● **WORK TO BE COMPLETED**
Report back every line of the entries that contains "Konfiguration", exactly as written.
- Opening Delimiter -
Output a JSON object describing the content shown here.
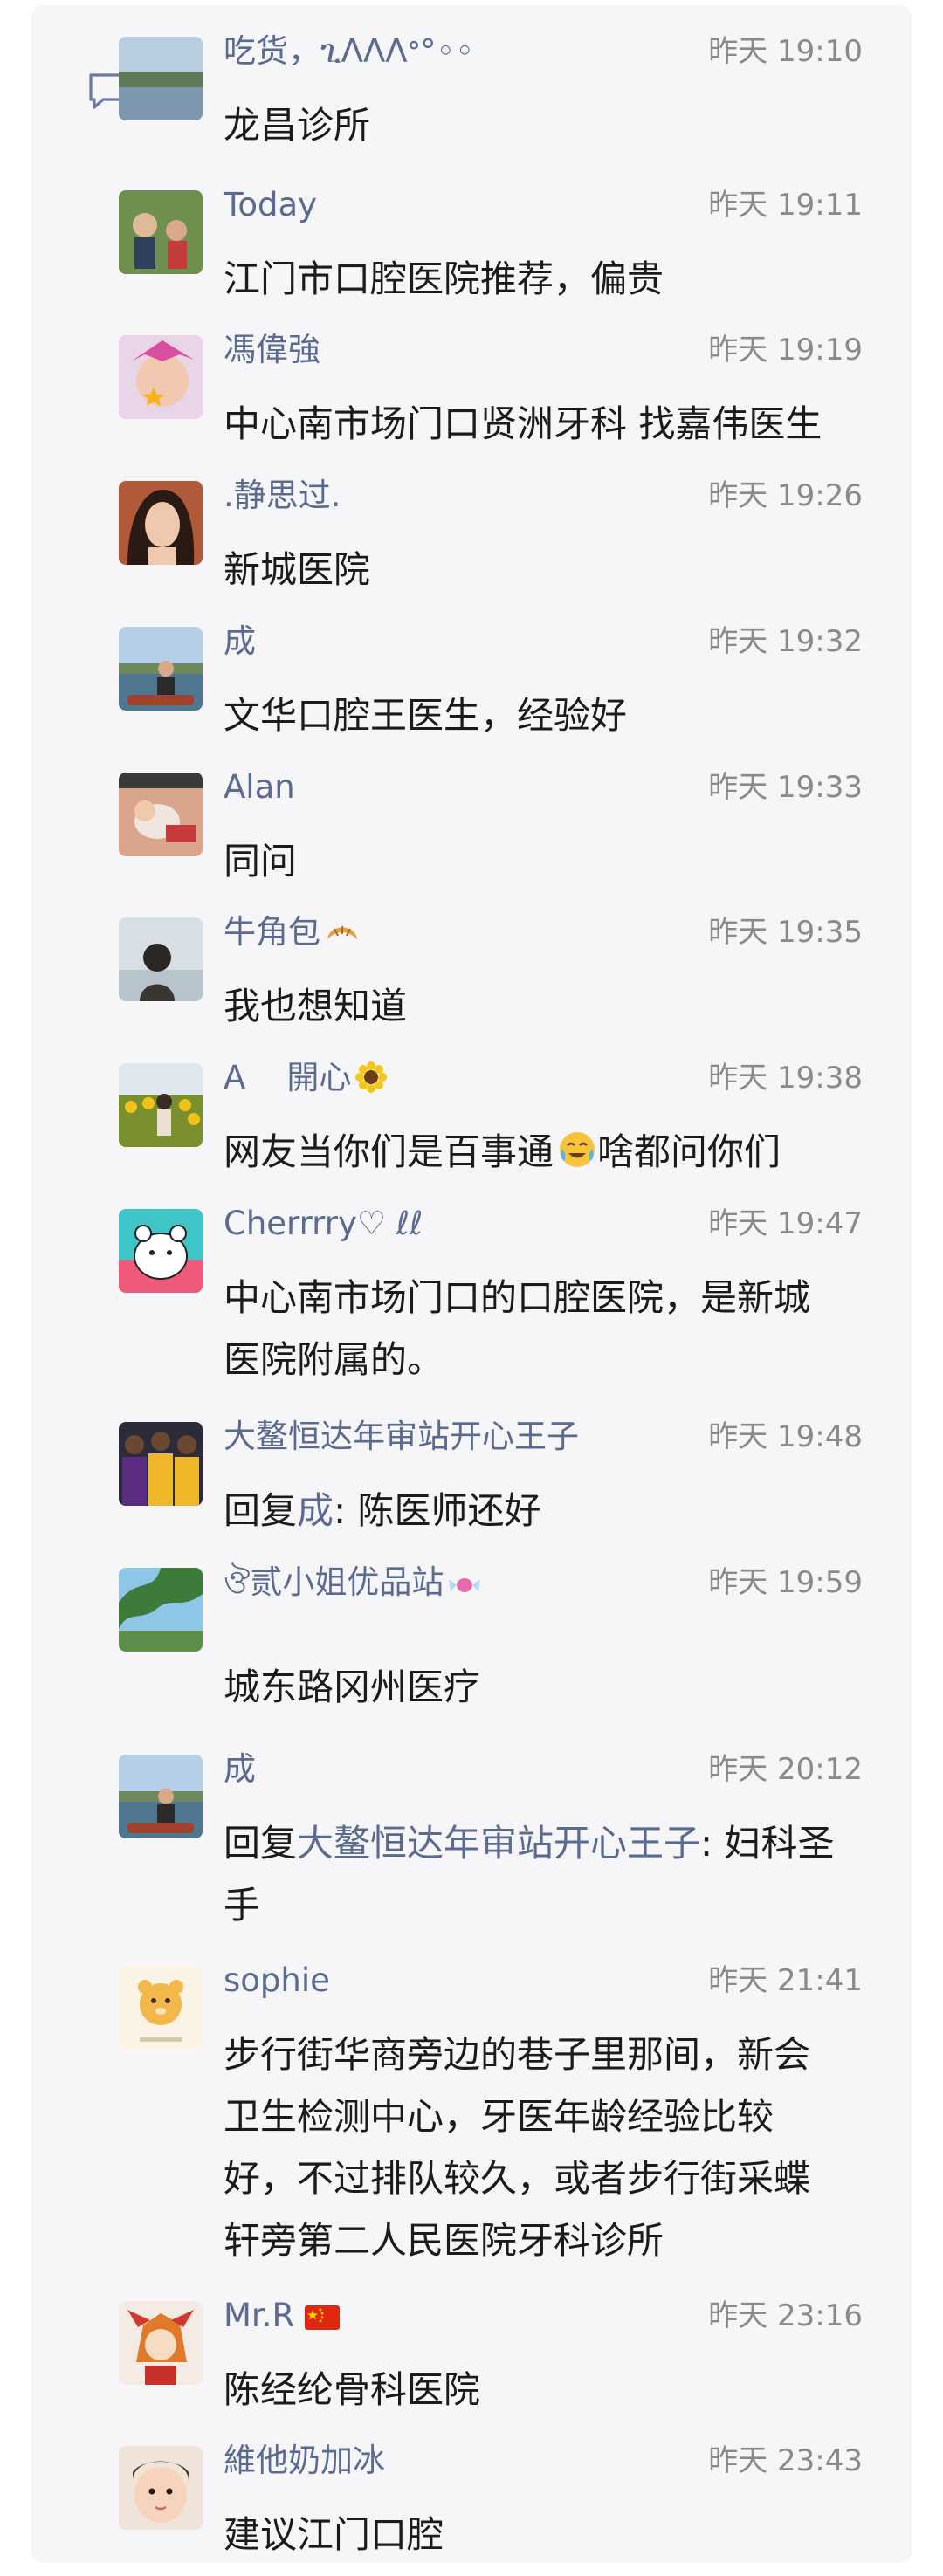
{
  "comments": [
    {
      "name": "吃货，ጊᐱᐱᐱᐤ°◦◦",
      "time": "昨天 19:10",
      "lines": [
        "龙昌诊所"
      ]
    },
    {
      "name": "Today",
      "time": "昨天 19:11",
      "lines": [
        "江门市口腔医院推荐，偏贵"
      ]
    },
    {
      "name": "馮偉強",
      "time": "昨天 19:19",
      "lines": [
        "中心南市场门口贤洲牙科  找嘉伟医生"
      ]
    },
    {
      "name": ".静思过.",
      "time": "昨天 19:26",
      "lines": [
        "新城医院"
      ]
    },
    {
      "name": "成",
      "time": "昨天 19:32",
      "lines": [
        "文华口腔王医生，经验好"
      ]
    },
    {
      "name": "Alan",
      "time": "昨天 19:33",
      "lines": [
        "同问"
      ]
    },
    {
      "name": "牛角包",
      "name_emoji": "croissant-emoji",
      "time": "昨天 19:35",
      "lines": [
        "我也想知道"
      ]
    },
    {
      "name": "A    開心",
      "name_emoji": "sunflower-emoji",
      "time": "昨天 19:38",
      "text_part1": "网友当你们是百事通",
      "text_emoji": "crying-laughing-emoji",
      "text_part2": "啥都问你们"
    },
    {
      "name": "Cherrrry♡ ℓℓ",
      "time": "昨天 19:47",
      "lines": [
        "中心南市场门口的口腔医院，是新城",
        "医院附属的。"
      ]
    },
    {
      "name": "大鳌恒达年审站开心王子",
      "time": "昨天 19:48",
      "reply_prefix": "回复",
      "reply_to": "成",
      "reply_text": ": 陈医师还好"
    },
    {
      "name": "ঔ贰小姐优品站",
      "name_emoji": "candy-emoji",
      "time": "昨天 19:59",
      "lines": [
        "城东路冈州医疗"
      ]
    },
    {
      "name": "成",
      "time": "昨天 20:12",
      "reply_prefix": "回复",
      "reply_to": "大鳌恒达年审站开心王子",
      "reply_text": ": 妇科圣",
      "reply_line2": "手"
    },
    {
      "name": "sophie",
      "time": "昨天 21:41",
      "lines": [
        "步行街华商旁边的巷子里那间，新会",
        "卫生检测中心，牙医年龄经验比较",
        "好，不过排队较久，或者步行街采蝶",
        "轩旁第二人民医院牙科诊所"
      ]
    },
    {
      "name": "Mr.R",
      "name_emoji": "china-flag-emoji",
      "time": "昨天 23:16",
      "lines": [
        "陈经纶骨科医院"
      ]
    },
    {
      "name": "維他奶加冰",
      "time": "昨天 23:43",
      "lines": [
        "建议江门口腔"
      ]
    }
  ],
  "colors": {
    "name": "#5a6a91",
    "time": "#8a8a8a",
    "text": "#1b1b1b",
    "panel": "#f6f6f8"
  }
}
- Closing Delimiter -
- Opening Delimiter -
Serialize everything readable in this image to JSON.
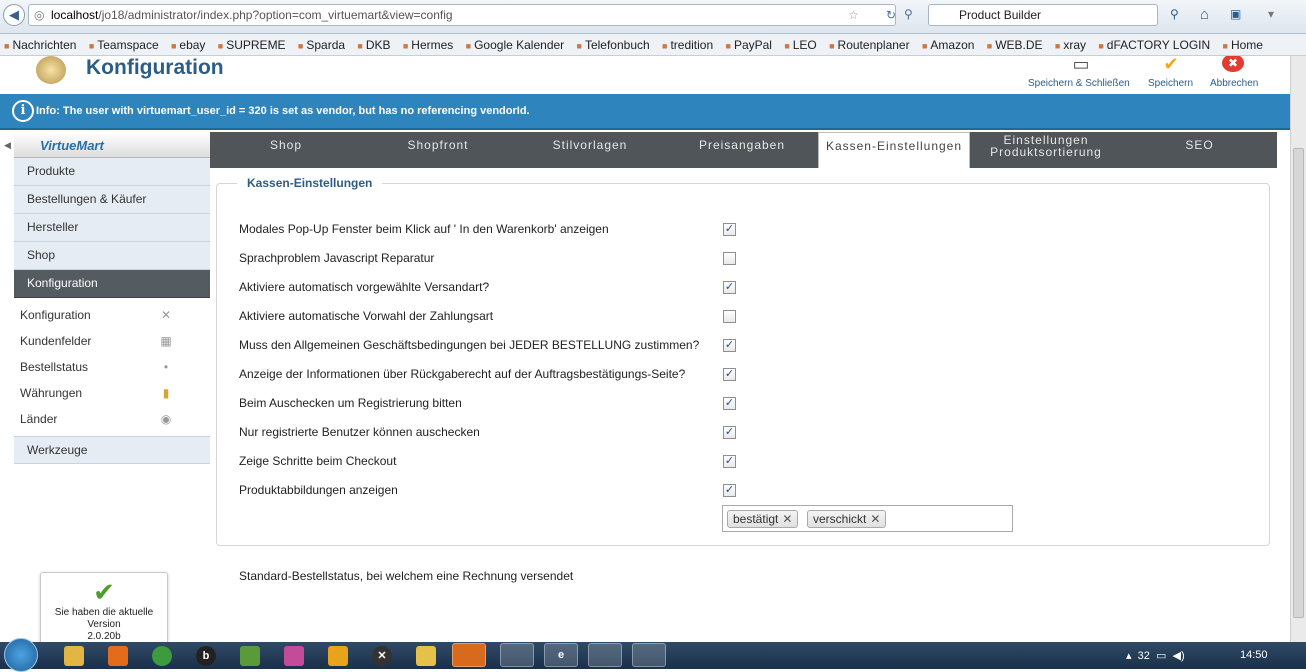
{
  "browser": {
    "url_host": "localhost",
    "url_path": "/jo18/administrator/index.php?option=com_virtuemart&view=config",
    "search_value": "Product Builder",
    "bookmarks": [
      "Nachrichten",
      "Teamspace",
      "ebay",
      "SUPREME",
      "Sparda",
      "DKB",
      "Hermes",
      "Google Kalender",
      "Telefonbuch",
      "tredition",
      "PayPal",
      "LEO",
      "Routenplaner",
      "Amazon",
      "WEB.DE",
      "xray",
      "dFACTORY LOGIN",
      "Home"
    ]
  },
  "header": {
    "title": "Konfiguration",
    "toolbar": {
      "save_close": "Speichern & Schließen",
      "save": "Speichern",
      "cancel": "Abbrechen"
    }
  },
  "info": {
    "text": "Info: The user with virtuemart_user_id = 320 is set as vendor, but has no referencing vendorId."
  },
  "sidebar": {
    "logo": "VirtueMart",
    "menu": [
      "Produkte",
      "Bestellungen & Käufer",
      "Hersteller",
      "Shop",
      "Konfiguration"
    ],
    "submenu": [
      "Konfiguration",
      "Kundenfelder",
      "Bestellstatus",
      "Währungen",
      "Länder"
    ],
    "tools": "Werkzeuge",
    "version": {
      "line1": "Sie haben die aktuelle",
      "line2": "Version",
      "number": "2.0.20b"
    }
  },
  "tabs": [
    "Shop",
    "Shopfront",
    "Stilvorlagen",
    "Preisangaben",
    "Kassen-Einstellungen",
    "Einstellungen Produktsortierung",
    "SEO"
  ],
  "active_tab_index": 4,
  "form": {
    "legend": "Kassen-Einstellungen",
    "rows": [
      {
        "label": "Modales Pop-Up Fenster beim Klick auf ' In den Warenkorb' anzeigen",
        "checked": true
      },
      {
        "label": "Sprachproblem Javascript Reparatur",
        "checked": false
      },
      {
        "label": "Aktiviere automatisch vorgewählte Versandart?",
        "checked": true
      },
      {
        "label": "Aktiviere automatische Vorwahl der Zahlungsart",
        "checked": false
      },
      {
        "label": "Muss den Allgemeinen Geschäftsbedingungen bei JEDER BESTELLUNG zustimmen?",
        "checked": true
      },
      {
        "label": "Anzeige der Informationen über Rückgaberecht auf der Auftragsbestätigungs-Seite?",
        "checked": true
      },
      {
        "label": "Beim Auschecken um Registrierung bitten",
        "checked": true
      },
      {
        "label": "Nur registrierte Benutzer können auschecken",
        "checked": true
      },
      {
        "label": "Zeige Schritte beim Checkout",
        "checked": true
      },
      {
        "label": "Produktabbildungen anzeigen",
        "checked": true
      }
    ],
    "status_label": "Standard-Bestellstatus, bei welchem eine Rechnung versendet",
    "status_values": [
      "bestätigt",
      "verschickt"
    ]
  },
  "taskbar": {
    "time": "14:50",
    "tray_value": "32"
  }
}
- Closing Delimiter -
● **ANSWER SPACE**
    "title": "Konfiguration",
      "Konfiguration"
      "Konfiguration",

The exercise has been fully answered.